Results: We transitioned our proteogenomic mapping information system from a traditional entity-relationship design to one based on Ultra-Structure. Our system integrates tandem mass spectrum data, genomic annotation sets, and spectrum/peptide mappings, all within a small, general framework implemented within a standard relational database system. General software procedures driven by user-modifiable rules can perform tasks such as logical deduction and location-based computations. The system is not tied specifically to proteogenomic research, but is rather designed to accommodate virtually any kind of biological research.

Conclusion: We find Ultra-Structure offers substantial benefits for biological information systems, the largest being the integration of diverse information sources into a common framework. This facilitates systems biology research by integrating data from disparate high-throughput techniques. It also enables us to readily incorporate new data types, sources, and domain knowledge with no change to the database structure or associated computer code.

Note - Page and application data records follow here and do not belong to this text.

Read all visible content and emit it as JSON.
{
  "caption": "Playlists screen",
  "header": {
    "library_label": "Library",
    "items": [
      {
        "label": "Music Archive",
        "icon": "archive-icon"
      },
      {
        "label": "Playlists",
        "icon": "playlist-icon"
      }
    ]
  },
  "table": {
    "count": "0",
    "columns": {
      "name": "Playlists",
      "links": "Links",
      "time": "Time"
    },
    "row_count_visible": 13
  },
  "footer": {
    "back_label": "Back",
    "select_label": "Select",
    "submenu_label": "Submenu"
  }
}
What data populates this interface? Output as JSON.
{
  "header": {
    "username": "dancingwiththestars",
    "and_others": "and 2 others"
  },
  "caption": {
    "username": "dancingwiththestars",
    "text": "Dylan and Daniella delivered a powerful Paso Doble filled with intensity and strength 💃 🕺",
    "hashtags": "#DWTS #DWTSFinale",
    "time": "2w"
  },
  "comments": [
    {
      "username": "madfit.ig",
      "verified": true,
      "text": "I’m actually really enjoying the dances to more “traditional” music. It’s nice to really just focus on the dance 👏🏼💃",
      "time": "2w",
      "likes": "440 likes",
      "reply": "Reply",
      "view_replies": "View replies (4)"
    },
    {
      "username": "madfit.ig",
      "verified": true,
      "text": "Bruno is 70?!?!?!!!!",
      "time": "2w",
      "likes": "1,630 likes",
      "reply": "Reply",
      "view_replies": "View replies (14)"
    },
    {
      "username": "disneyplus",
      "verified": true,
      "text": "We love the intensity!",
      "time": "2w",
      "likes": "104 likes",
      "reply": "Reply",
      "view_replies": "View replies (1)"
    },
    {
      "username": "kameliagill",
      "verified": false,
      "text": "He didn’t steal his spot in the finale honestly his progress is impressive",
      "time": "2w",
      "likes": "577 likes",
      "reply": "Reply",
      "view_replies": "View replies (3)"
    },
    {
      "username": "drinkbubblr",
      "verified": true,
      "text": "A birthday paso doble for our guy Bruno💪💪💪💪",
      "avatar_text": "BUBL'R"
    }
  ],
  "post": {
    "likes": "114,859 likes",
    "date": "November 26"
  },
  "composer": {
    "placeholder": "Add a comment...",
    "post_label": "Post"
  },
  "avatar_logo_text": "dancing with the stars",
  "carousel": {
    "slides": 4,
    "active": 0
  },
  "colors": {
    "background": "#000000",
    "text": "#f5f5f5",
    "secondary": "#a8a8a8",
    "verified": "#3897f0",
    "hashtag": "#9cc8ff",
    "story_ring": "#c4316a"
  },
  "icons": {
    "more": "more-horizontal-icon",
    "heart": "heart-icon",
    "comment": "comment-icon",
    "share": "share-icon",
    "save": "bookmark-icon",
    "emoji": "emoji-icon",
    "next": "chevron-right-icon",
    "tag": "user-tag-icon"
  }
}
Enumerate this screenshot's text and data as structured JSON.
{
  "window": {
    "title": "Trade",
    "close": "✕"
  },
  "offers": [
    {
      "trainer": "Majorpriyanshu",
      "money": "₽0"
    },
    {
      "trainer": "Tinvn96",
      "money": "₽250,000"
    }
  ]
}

Ultra-Structure may be a significant step towards solving the hard problem of data management and integration in the systems biology era.

Show MeSH